There has been a lot of righteous indignation since iOS 9 was released, and ad blockers have been allowed to integrate with the Safari web browser. Many of the people who complain – such as this person who equates blocking ads with robbing an Apple Store – are forgetting that they, too, probably block a lot of ads.
Note that the Fortune page I link to above is, on the desktop, 13.2 MB, and took me 1.5 minutes to load with my 4 Mb connection. It contains a number of animated ads, caused Safari to beachball, and made it impossible to even scroll for more than one minute. And I don’t have Flash installed, so there’s one ad that I don’t see, which is replaced by a sleazy “Your System Status” box telling me that I need to update my Flash Player.
With ad blockers on, the page is 6.6 MB, and takes me 16.95 seconds to load. Ghostery reports that the page has 19 trackers.
(For a similar ironic problem, head over to Khoi Vinh’s website, where he recorded video of him trying to load a New York Times article about ad blocking. He was unable to do so easily, because of an ad on the site.)
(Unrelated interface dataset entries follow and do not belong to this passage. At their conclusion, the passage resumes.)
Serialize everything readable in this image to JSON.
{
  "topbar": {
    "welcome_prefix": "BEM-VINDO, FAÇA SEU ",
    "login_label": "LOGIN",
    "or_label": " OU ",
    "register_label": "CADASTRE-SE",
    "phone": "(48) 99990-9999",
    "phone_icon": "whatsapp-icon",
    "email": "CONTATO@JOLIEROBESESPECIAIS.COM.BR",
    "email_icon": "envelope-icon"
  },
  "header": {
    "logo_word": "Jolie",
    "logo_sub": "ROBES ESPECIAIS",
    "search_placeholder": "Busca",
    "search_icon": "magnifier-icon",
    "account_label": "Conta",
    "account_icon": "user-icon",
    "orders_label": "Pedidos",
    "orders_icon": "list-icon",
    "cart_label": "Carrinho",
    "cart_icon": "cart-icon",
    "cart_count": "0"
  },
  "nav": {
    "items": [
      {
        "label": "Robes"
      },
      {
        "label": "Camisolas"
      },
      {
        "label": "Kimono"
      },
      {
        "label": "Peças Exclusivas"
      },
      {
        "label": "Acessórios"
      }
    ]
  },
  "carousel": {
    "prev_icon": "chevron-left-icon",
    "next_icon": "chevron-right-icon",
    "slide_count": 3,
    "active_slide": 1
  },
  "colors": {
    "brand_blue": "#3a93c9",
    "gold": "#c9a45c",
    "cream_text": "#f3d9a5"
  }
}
If you visit my website, you know that I do offer ads. I am currently advertising for a new Take Control book (up on top), and for my own books (in the sidebar), as well as for my iTunes forum and my podcast. These ads are as discreet as possible: they don’t flash, move, or otherwise animate, and their layout is sober and minimalist. And I have a couple of Amazon ads at the bottoms of pages, where they aren’t too disturbing, to earn some affiliate income (I wish Amazon had smaller ads that would fit better on my site…). I also run other ads at times, but I am very careful which ads I accept, and I refuse to use any animated ads, or ads that slow down page loads. I have turned down countless offers to run “sponsored articles” and text link ads. *
So I’m not against ads overall; if they fit with a site, and aren’t just scattershot, or bottom-feeding Google ads, then I don’t mind seeing them. I’d rather not block ads like this to help websites pay for the content they provide. But the Fortune web page is a perfect example of everything that’s wrong about ads.
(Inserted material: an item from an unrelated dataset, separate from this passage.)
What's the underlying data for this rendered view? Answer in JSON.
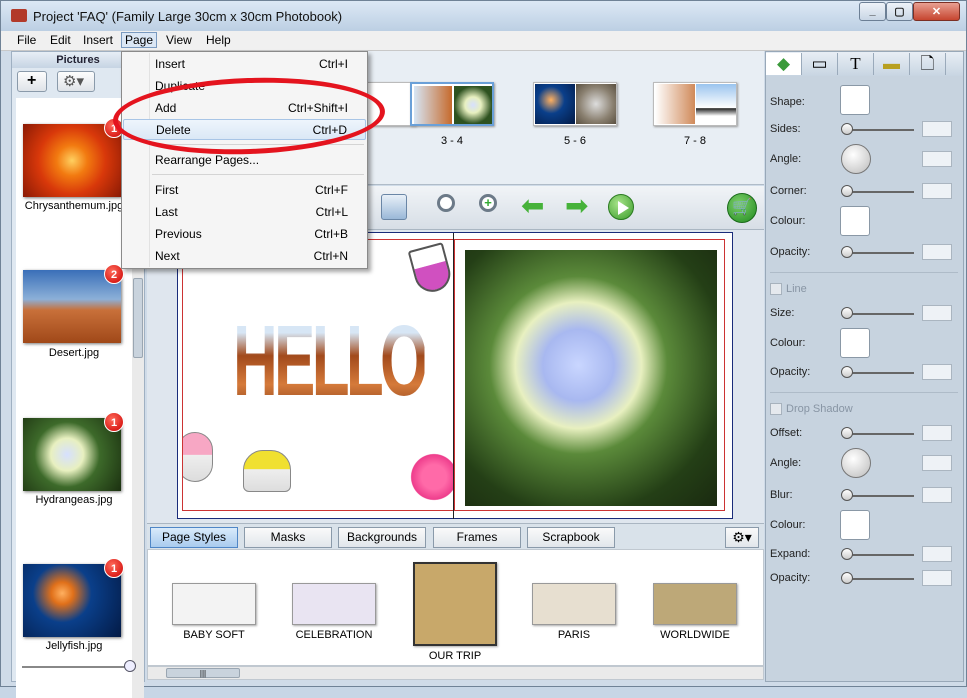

In any case, I made a list of the many ways I block ads in my life. If you think that blocking ads on websites is wrong, tell me how many of the following actions you take to avoid ads.
- I turn off the volume when TV commercials are on
- I go to the bathroom when TV commercials are on
- I skip through commercials when watching recorded TV
- I throw away junk mail without looking at it
- I throw away inserts with magazines I subscribe to without looking at them
- I throw away ad sections of newspapers when I buy them
- I turn the pages of magazines and newspapers too quickly to assimilate ads
- I don’t look at ads on the sides of busses
- I ignore billboards with ads when driving
- I avoid televised sports, because there are too many ads
- I hang up on robo-calls
- I avoid buying clothes with logos when possible
- I ignore the ads on the back of supermarket receipts
- I delete spam emails
- I use a pop-up blocker with my web browsers
- I use a tracker blocker (Ghostery) with my web browsers
- I use an ad blocker with my web browsers
- I use Safari’s Reader view to be able to read pages that are too cluttered
I remember when a one-hour TV show in the US was 52 minutes long; it left eight minutes for ads and station identification. Now, a one-hour show has 42 minutes of content, which means that 25% of the hour is commercials. Viewers adapted to this by recording shows and skipping ads, and the same is happening on the web.
I would happily embrace a micro-payment solution that would allow me to pay a few cents when I read an article on the web. But the current model of inundating readers with ads, and making web pages hard to read, is simply wrong. Don’t blame readers for not wanting to put up with these problems.
- I’ve been thinking about the best way to monetize this website, and I’ve hesitated because so many ad options would harm the experience my readers have on this site. I get about 250-400K page views per month, and I could probably make a lot of money with Google Ads. But I don’t want to. For now, I earn money from occasional self-served ads (that is, ads that I place as images with links, but with no other code), sponsorships, and affiliate income. If you want to sponsor this website, get in touch.